Work task:
The expected output is each line below containing "Slack", copied in full.

Data provided:
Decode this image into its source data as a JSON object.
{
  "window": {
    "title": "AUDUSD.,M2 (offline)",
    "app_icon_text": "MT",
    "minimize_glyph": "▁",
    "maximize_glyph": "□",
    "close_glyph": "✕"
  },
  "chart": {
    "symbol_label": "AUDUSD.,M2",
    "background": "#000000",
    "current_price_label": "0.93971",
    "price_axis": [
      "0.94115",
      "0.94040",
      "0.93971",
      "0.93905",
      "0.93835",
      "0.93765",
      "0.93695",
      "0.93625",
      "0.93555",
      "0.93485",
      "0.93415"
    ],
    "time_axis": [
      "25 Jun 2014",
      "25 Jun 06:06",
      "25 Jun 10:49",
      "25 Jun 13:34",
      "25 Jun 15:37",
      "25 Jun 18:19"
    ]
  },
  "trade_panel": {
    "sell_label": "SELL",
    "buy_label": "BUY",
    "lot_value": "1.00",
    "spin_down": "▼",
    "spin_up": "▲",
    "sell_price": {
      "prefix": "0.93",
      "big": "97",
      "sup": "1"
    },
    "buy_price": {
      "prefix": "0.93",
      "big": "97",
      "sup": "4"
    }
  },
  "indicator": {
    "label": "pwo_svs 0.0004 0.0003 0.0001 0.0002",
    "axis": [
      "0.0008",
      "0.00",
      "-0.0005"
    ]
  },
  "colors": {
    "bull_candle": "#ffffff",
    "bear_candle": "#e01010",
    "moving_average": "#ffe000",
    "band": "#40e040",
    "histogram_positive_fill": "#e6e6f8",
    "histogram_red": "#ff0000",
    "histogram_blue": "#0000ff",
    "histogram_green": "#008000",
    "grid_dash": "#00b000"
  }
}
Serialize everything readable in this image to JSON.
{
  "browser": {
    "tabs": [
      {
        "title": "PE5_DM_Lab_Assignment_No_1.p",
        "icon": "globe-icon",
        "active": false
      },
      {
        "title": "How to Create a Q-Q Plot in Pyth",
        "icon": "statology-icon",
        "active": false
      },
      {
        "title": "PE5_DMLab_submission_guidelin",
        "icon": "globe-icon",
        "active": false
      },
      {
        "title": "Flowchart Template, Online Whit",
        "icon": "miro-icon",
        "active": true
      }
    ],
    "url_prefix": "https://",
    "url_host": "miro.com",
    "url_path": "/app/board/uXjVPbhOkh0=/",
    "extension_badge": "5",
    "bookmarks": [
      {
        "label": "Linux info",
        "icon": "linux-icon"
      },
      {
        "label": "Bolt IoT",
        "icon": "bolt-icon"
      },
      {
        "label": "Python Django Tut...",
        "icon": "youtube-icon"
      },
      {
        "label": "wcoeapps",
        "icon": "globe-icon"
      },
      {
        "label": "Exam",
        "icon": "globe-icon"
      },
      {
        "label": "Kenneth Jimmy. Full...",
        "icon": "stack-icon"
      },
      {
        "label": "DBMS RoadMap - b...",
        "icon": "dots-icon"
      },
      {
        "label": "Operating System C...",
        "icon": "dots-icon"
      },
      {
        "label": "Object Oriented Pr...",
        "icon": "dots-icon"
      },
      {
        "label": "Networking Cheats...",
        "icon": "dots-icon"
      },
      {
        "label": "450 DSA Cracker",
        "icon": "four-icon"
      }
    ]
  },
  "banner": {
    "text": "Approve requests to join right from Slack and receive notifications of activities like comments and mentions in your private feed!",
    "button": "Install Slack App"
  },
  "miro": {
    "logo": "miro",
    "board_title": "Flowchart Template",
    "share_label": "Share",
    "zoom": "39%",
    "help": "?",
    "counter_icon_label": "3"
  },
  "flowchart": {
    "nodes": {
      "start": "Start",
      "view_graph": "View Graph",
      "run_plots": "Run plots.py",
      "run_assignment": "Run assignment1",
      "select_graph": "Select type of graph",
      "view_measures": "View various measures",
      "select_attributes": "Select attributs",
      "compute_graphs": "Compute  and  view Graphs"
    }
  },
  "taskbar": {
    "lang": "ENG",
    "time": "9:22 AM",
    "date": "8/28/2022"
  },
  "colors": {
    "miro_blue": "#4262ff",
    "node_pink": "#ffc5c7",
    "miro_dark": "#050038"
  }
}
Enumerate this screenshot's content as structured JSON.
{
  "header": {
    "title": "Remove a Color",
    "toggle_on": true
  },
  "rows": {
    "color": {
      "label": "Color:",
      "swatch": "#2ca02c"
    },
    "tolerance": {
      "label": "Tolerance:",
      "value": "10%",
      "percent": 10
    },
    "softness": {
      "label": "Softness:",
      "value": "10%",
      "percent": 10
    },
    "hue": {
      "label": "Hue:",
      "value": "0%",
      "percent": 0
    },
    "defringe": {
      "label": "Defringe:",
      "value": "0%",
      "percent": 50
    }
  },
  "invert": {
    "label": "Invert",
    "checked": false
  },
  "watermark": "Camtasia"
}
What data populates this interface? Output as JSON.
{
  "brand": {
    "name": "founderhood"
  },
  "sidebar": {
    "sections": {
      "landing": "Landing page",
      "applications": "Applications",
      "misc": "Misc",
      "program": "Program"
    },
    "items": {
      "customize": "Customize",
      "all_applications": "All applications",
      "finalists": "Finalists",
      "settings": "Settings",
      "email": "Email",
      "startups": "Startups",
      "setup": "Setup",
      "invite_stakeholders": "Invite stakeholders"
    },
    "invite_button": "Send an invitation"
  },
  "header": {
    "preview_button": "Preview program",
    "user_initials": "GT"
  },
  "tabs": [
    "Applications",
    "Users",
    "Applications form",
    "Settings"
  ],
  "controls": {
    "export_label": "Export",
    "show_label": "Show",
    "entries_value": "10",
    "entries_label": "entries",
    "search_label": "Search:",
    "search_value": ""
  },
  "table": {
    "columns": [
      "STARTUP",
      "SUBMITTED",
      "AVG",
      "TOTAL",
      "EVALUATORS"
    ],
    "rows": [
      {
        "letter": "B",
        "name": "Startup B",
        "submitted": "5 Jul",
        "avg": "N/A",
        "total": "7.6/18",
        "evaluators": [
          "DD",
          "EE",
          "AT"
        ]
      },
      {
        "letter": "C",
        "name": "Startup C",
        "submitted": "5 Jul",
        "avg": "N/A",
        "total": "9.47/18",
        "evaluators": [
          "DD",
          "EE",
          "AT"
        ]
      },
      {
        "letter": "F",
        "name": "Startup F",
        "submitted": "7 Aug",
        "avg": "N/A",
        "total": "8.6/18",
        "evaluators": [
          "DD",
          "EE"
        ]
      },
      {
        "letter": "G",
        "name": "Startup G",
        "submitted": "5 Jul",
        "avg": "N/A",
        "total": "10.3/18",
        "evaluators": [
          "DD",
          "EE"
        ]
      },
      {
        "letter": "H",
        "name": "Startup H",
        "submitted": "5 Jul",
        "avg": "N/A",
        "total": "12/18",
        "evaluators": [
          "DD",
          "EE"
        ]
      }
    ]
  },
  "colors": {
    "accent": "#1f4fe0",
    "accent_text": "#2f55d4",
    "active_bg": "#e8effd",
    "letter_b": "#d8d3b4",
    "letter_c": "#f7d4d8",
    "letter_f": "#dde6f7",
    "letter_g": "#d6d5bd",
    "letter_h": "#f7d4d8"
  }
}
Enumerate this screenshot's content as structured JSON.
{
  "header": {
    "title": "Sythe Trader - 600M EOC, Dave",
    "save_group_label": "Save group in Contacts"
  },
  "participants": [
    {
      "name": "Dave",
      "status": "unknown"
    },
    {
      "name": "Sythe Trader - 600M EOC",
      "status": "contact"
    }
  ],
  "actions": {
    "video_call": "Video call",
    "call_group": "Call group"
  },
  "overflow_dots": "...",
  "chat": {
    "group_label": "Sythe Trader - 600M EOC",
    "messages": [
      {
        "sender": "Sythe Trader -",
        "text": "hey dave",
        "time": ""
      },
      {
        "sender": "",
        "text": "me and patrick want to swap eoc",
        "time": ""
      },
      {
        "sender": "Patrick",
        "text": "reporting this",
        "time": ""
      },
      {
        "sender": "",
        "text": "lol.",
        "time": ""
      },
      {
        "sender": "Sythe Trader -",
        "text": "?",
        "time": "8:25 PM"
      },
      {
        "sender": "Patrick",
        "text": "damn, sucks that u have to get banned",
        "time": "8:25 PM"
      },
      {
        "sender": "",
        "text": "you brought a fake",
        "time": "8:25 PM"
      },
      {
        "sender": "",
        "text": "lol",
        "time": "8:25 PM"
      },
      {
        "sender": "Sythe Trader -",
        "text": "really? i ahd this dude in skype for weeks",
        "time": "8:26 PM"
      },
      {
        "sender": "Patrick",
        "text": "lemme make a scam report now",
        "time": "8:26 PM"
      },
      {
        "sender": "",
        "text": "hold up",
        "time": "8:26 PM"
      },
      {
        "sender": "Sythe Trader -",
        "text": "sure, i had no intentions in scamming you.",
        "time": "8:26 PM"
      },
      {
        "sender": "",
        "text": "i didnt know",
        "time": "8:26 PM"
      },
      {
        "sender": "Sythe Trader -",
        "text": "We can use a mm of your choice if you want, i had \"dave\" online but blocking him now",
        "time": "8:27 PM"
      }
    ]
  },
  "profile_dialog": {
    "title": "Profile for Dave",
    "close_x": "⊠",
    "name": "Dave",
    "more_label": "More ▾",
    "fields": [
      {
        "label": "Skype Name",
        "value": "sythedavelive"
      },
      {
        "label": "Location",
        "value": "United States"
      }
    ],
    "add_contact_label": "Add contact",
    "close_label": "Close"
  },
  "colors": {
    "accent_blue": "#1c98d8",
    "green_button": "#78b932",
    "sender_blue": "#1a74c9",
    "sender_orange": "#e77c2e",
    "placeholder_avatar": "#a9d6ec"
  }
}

Response to this task:
    "text": "Approve requests to join right from Slack and receive notifications of activities like comments and mentions in your private feed!",
    "button": "Install Slack App"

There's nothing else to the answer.